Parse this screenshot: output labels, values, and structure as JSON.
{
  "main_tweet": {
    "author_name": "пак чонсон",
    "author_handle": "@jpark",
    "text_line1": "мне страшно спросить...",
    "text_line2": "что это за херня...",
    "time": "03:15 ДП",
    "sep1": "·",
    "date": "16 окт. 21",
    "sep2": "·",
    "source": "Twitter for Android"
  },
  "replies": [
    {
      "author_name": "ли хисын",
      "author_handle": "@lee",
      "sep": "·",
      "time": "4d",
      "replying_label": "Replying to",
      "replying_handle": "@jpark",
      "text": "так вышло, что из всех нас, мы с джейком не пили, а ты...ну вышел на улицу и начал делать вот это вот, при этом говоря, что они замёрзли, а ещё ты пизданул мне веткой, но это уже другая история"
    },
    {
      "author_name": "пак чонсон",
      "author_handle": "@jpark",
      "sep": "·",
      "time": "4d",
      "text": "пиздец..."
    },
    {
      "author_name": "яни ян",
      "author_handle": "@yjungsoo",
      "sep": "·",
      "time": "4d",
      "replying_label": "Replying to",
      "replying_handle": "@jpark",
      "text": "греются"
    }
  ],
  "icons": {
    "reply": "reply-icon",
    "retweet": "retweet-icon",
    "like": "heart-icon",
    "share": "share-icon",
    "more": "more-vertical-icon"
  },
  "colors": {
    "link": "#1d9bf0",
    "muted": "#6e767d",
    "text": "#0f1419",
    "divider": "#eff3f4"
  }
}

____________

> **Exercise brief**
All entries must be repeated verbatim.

> **Result**
Parse this screenshot: output labels, values, and structure as JSON.
{
  "main_tweet": {
    "author_name": "пак чонсон",
    "author_handle": "@jpark",
    "text_line1": "мне страшно спросить...",
    "text_line2": "что это за херня...",
    "time": "03:15 ДП",
    "sep1": "·",
    "date": "16 окт. 21",
    "sep2": "·",
    "source": "Twitter for Android"
  },
  "replies": [
    {
      "author_name": "ли хисын",
      "author_handle": "@lee",
      "sep": "·",
      "time": "4d",
      "replying_label": "Replying to",
      "replying_handle": "@jpark",
      "text": "так вышло, что из всех нас, мы с джейком не пили, а ты...ну вышел на улицу и начал делать вот это вот, при этом говоря, что они замёрзли, а ещё ты пизданул мне веткой, но это уже другая история"
    },
    {
      "author_name": "пак чонсон",
      "author_handle": "@jpark",
      "sep": "·",
      "time": "4d",
      "text": "пиздец..."
    },
    {
      "author_name": "яни ян",
      "author_handle": "@yjungsoo",
      "sep": "·",
      "time": "4d",
      "replying_label": "Replying to",
      "replying_handle": "@jpark",
      "text": "греются"
    }
  ],
  "icons": {
    "reply": "reply-icon",
    "retweet": "retweet-icon",
    "like": "heart-icon",
    "share": "share-icon",
    "more": "more-vertical-icon"
  },
  "colors": {
    "link": "#1d9bf0",
    "muted": "#6e767d",
    "text": "#0f1419",
    "divider": "#eff3f4"
  }
}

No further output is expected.